[INFORMATION Boundary: Start]

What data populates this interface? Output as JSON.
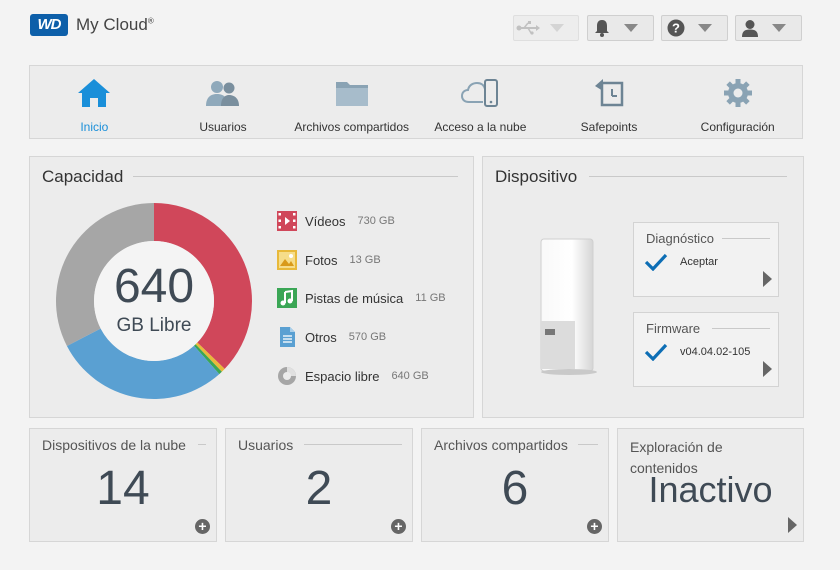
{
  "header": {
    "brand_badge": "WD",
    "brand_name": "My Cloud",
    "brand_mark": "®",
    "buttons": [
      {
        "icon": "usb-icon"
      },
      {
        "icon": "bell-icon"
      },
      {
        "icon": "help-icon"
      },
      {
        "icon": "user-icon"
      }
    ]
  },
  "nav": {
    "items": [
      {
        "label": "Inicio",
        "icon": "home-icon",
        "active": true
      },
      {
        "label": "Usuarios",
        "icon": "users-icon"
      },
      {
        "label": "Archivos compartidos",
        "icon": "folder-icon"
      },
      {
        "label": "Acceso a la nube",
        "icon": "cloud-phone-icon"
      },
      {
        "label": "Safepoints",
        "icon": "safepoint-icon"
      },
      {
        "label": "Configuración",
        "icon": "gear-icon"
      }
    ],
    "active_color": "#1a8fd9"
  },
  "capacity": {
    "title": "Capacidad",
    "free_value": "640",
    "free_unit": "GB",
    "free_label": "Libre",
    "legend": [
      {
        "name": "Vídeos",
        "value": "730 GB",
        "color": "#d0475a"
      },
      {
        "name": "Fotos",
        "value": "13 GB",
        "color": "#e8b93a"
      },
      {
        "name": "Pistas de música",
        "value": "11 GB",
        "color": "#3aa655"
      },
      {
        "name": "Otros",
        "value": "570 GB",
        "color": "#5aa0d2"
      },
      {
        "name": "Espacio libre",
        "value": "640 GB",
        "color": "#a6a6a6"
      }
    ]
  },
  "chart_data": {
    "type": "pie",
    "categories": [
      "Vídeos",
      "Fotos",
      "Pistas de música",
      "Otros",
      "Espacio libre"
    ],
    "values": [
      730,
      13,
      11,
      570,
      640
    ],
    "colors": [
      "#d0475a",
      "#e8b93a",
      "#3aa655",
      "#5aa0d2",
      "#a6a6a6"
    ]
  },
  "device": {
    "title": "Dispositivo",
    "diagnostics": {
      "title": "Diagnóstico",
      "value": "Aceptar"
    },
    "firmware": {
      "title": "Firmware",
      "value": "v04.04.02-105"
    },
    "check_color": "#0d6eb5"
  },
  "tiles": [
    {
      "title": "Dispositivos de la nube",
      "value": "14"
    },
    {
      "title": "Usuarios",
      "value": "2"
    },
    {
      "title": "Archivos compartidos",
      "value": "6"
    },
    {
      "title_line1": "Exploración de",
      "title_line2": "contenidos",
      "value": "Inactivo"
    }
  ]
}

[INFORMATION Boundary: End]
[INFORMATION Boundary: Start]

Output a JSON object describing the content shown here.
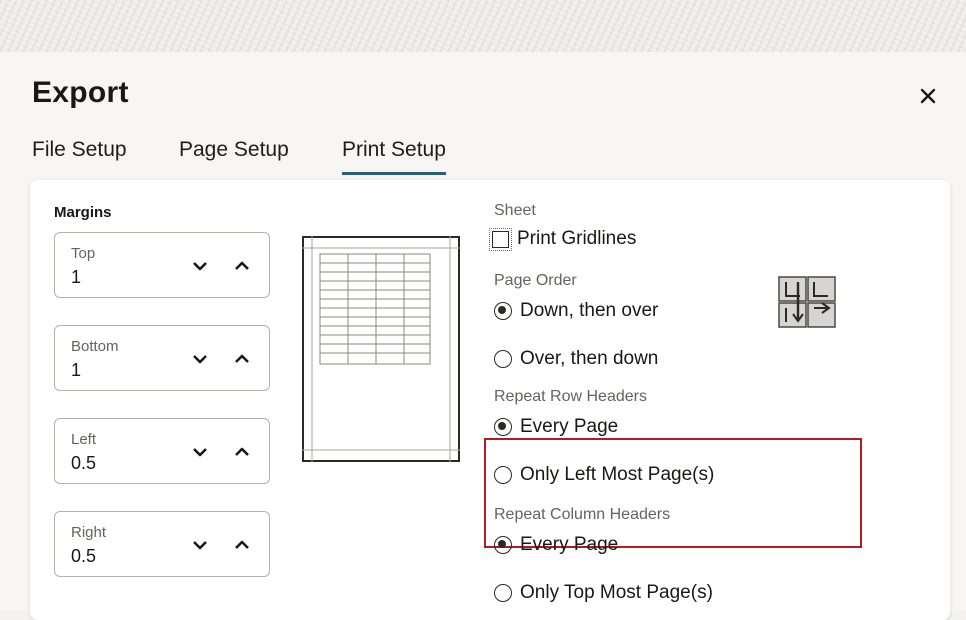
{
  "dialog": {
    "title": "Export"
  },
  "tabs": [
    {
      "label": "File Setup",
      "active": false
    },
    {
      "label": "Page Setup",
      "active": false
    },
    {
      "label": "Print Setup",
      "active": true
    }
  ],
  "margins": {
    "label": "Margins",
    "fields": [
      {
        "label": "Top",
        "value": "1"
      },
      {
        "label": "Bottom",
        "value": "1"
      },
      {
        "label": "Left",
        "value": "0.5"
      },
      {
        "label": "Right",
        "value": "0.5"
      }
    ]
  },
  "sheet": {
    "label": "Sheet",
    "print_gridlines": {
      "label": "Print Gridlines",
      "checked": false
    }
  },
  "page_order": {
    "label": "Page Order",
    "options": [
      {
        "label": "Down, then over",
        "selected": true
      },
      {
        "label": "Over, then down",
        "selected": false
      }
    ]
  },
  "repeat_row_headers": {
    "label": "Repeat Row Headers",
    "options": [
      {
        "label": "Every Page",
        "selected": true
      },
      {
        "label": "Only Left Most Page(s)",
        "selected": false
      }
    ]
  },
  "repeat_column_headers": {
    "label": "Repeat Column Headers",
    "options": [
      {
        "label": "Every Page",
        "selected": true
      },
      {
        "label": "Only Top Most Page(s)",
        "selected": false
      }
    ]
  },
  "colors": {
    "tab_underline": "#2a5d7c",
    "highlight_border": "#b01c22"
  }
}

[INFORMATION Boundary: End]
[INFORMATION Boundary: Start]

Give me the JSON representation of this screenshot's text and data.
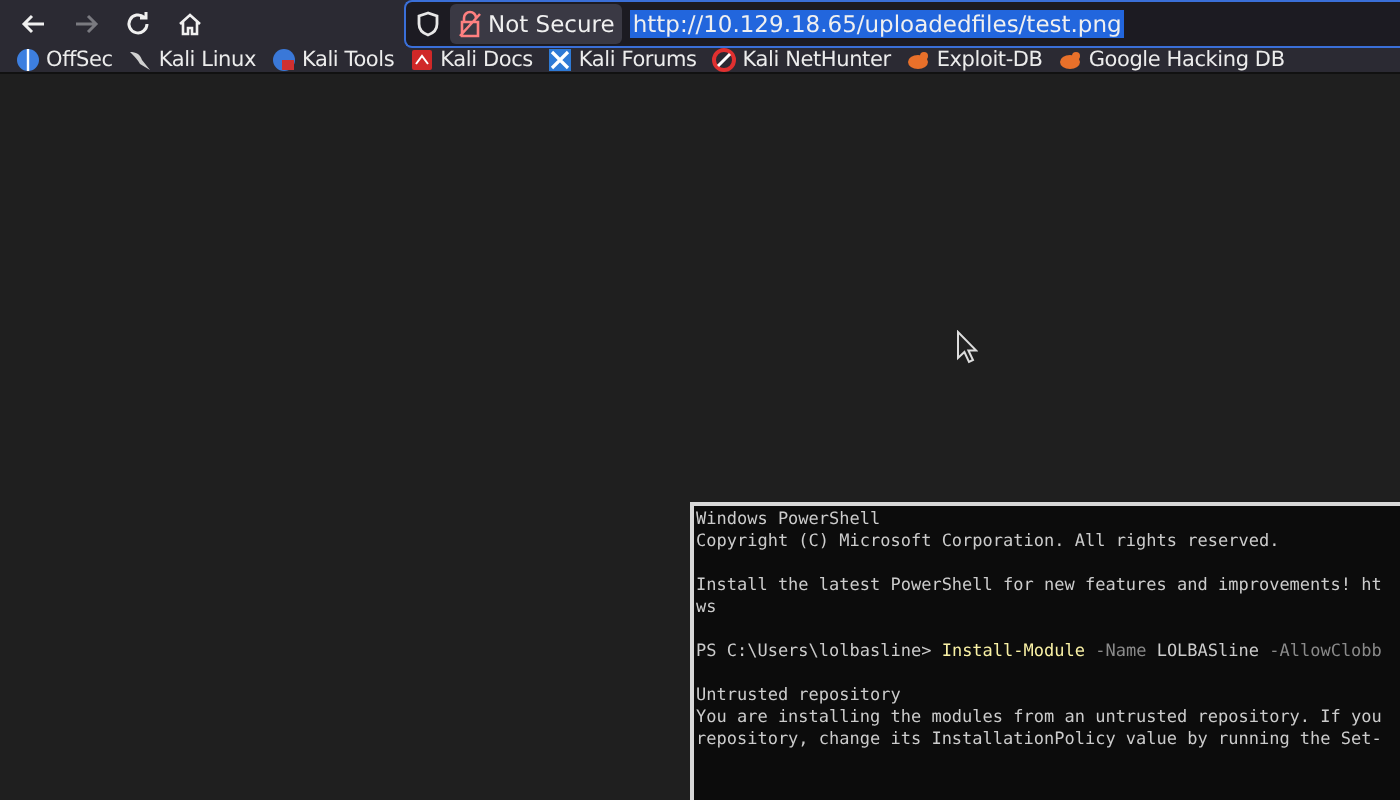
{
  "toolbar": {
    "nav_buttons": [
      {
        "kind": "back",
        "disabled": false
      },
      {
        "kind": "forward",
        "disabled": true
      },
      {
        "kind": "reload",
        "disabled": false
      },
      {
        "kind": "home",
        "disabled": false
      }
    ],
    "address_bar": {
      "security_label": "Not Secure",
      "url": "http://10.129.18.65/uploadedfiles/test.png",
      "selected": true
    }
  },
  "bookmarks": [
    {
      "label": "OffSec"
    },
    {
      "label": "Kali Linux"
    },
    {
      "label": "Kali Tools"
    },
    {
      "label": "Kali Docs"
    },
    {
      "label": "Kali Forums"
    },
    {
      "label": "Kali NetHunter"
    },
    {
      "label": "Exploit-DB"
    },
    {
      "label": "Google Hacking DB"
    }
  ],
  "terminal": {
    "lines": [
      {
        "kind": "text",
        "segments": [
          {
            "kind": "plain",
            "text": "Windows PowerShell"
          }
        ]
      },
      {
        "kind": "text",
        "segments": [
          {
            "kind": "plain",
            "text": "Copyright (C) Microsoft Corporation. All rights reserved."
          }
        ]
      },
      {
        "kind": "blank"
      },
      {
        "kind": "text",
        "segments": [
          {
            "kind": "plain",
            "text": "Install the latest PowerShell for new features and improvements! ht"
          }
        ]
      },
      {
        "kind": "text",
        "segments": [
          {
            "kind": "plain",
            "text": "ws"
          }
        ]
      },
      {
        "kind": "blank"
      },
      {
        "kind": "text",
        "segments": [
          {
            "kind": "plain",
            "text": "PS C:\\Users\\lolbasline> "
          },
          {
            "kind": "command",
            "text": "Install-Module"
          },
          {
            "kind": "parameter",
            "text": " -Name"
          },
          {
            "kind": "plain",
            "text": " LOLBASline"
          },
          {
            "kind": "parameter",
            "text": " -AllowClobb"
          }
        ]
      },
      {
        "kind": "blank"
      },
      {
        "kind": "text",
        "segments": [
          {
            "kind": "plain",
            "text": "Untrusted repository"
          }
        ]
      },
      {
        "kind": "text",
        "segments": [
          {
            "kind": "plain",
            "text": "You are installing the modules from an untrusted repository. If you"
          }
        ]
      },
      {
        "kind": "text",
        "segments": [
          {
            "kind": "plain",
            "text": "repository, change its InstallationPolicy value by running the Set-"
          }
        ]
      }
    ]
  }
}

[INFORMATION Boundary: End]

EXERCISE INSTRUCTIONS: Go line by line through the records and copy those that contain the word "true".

SOLUTION FOR THIS PROBLEM:
        "active": true
      "active": true
        "selected": true
        "selected": true
        "selected": true
        "disabled": true
      "selected": true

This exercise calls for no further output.